(Exercise instructions) Scan the entries for the word "JSON", and copy every line where it appears.

(Study material)
· · · ·

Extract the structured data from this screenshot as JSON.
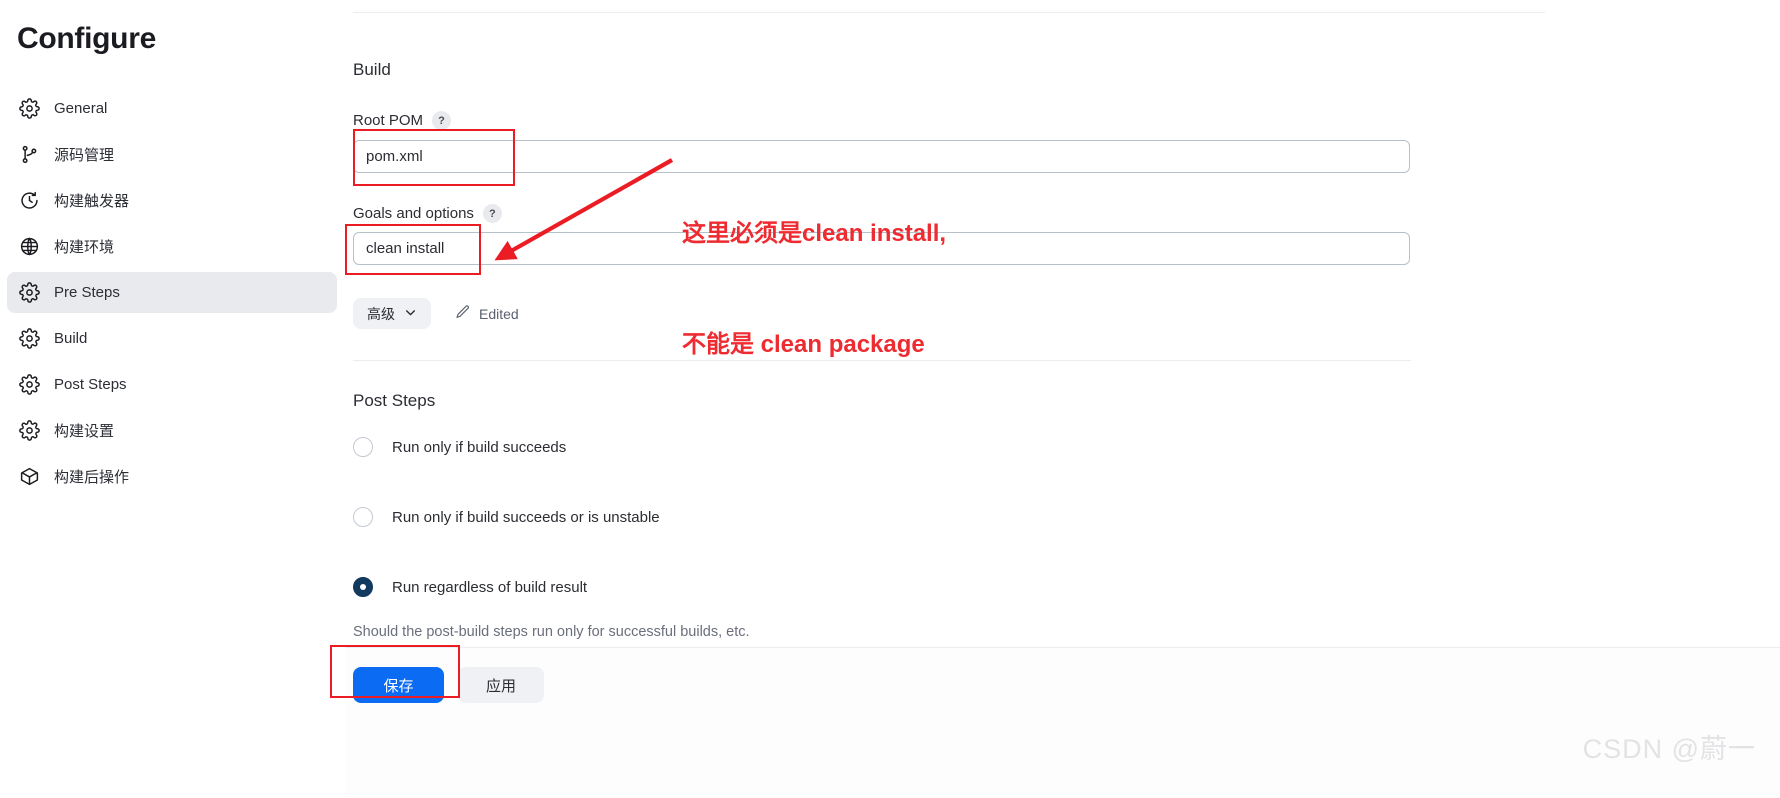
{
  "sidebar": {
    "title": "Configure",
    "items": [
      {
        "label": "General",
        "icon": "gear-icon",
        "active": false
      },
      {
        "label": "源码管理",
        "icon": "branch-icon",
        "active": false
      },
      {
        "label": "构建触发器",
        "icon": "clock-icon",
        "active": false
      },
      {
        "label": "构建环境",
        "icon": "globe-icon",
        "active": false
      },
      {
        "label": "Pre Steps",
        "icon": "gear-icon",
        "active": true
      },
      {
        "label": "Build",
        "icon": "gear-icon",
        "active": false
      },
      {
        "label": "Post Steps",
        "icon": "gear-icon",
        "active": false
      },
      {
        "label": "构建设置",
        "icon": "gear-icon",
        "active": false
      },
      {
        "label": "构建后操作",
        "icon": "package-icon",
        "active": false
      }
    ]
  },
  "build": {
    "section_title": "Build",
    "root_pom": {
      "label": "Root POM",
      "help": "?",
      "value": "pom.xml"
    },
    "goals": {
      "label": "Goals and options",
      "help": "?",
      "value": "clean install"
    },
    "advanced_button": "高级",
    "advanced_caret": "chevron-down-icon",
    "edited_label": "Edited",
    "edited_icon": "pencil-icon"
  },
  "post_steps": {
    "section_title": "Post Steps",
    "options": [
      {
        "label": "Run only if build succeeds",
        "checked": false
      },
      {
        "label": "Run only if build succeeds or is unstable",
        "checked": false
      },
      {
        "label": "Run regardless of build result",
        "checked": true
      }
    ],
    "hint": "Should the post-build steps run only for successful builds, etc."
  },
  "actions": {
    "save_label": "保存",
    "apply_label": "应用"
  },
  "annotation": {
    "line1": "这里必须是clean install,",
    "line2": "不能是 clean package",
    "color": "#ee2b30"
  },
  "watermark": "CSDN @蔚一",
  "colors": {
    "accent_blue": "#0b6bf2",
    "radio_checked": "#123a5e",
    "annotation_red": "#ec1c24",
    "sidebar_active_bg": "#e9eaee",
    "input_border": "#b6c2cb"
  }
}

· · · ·

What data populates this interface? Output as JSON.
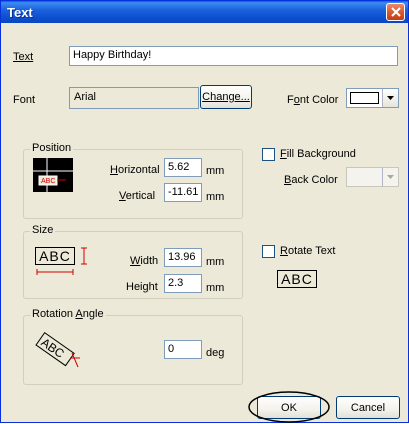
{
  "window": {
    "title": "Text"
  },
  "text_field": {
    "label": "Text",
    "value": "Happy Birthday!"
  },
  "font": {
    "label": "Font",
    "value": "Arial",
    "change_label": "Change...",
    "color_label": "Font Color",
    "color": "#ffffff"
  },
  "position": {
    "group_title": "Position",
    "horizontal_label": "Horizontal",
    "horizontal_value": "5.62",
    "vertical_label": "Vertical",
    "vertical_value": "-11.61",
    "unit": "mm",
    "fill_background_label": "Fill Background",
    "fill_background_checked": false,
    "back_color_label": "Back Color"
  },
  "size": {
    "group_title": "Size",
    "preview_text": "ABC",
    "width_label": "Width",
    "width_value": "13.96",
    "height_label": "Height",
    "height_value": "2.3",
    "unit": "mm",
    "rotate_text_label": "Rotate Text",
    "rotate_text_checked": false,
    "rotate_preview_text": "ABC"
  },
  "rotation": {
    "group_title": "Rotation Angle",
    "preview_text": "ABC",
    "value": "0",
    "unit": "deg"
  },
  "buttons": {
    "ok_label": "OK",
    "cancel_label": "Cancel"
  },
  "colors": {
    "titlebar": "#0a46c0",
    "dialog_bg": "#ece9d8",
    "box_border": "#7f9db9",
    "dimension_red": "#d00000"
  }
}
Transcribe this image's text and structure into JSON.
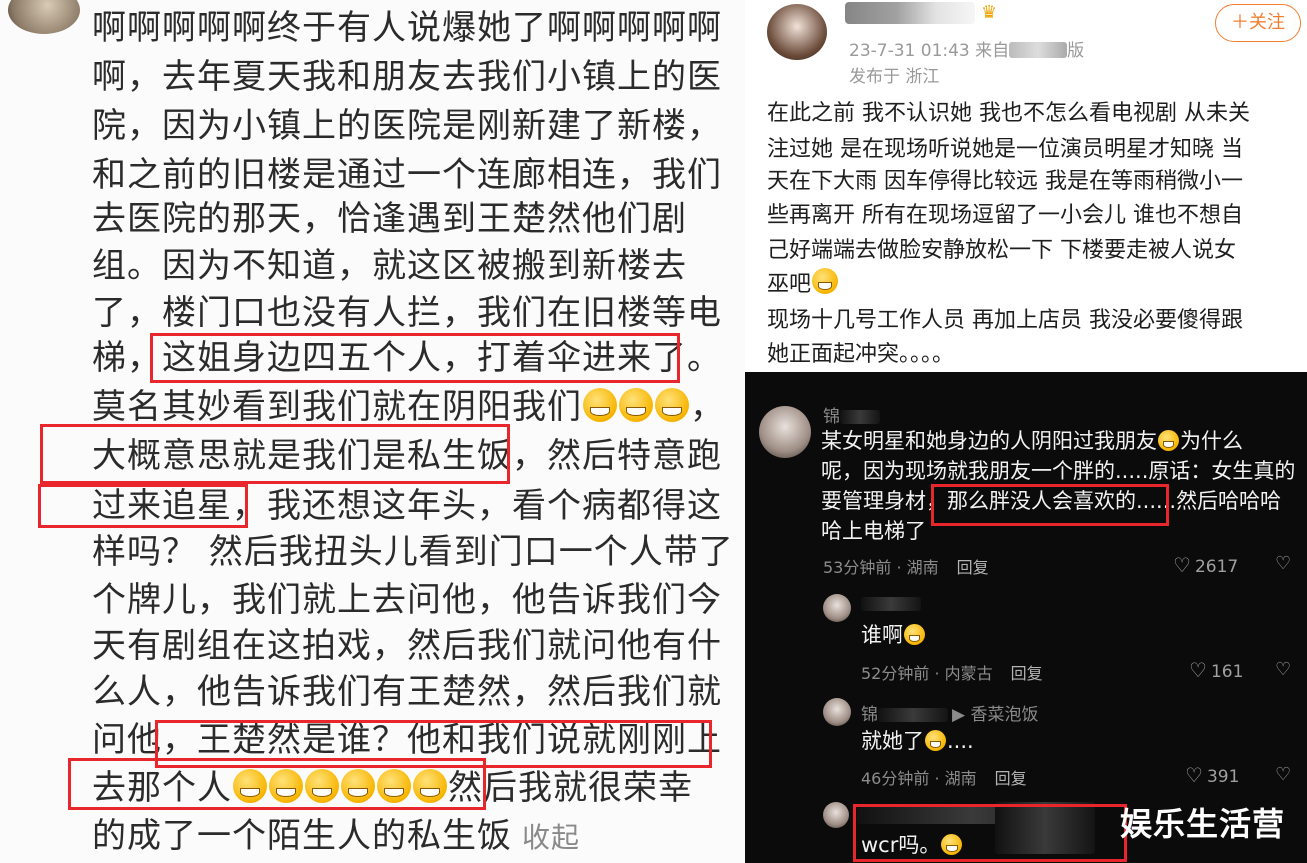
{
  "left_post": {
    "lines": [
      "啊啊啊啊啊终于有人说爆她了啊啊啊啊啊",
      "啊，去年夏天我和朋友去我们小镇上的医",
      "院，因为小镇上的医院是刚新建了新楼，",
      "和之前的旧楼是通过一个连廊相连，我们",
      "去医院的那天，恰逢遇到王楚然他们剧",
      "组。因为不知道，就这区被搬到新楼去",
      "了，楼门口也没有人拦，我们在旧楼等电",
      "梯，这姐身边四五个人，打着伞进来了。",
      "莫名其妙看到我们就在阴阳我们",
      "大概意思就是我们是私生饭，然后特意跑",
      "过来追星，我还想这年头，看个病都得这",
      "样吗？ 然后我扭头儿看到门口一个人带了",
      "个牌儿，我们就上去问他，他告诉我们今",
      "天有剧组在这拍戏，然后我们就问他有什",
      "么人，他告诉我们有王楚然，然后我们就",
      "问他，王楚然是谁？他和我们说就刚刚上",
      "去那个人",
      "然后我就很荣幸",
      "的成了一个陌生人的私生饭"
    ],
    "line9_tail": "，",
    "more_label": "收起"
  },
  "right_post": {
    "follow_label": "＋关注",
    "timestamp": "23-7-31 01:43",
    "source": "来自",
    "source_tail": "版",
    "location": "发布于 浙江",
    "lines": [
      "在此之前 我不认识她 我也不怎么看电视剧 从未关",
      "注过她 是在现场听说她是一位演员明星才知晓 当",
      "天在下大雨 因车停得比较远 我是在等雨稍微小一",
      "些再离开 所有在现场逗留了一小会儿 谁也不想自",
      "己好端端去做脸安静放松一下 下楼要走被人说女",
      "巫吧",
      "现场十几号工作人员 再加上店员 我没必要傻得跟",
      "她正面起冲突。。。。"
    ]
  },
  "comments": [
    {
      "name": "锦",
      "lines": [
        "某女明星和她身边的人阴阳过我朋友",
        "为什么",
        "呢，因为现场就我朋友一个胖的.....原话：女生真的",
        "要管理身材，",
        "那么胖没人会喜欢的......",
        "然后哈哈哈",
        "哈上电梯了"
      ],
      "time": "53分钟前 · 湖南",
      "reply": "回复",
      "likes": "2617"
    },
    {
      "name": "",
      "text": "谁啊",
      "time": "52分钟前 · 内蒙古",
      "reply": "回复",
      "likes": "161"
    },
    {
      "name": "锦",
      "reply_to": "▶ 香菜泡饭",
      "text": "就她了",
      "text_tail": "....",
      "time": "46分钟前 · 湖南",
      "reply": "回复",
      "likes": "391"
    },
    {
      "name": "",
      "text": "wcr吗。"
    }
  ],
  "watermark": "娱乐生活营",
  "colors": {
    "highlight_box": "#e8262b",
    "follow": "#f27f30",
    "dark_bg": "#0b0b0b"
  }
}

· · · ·

(Response to the task)
Extract the structured data from this screenshot as JSON.
What data populates this interface? Output as JSON.
Transcribe this image's text and structure into JSON.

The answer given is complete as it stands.